* **Records**
--------------------
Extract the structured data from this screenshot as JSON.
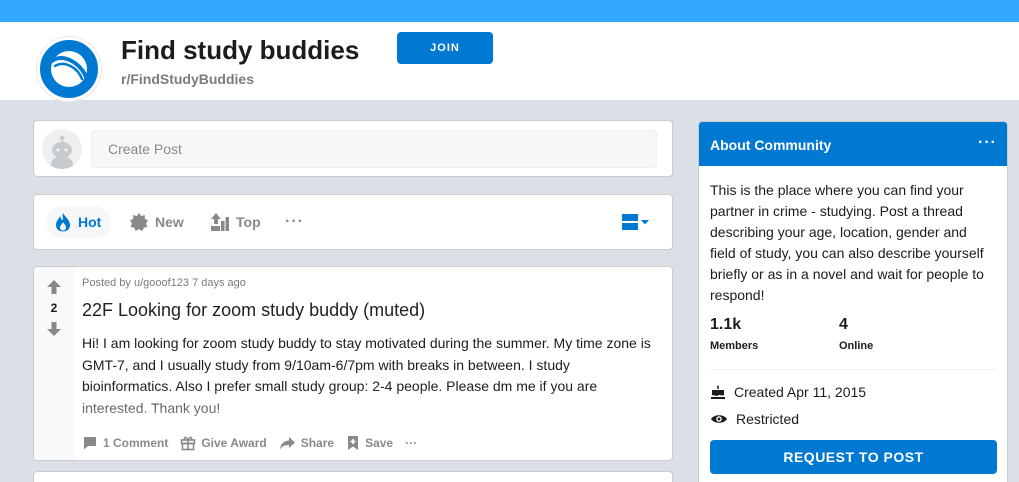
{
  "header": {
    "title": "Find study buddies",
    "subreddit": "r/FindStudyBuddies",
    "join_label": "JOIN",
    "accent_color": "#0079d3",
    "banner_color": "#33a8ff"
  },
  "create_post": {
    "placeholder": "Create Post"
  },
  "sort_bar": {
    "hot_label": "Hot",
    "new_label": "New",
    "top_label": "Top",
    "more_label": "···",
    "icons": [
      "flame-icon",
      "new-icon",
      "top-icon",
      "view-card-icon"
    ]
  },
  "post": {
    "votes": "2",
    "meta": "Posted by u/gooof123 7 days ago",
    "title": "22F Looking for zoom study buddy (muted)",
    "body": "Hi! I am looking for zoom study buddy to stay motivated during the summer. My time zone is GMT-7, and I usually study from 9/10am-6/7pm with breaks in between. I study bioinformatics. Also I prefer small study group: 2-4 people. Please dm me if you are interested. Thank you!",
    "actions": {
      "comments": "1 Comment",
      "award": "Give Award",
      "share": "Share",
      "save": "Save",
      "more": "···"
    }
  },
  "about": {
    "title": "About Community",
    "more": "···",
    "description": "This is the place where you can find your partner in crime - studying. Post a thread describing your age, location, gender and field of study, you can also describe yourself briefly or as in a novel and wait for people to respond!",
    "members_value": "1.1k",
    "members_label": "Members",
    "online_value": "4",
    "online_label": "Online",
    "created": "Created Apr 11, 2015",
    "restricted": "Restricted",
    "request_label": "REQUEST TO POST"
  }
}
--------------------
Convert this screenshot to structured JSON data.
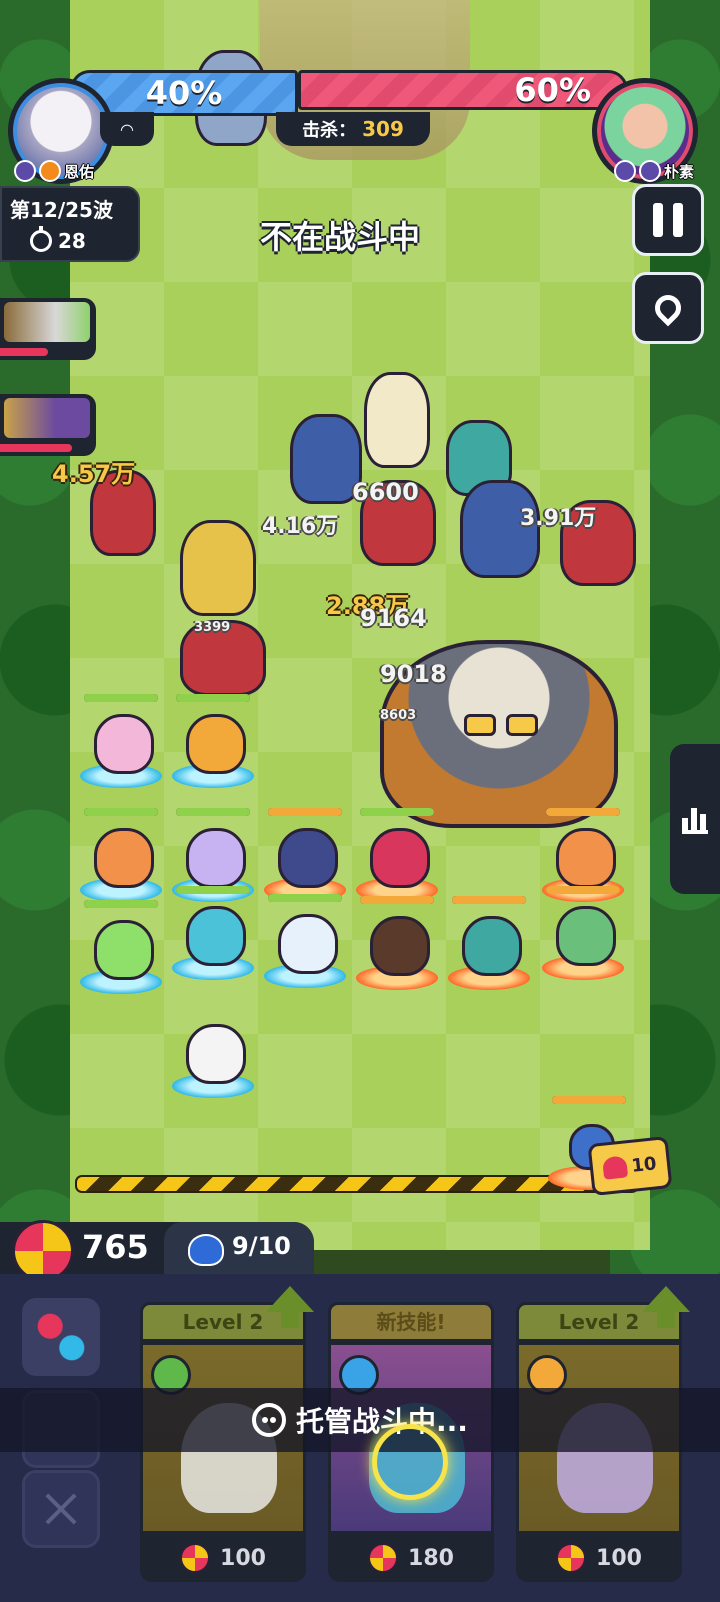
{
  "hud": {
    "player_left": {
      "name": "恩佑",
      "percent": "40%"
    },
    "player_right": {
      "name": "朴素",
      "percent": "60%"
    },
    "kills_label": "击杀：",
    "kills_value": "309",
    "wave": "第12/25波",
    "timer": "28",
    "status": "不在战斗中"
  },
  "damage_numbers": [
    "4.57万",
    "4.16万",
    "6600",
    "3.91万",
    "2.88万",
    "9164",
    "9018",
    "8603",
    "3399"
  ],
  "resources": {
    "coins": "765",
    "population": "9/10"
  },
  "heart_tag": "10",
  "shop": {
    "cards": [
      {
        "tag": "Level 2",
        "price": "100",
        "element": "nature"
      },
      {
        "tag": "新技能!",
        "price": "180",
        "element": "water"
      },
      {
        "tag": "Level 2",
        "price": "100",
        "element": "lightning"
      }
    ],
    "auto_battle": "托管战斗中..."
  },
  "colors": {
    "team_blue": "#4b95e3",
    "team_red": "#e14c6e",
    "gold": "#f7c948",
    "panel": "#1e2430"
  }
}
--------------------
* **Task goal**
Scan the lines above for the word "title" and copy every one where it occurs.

* **Answer to the exercise**
    "title": "Find study buddies",
    "title": "22F Looking for zoom study buddy (muted)",
    "title": "About Community",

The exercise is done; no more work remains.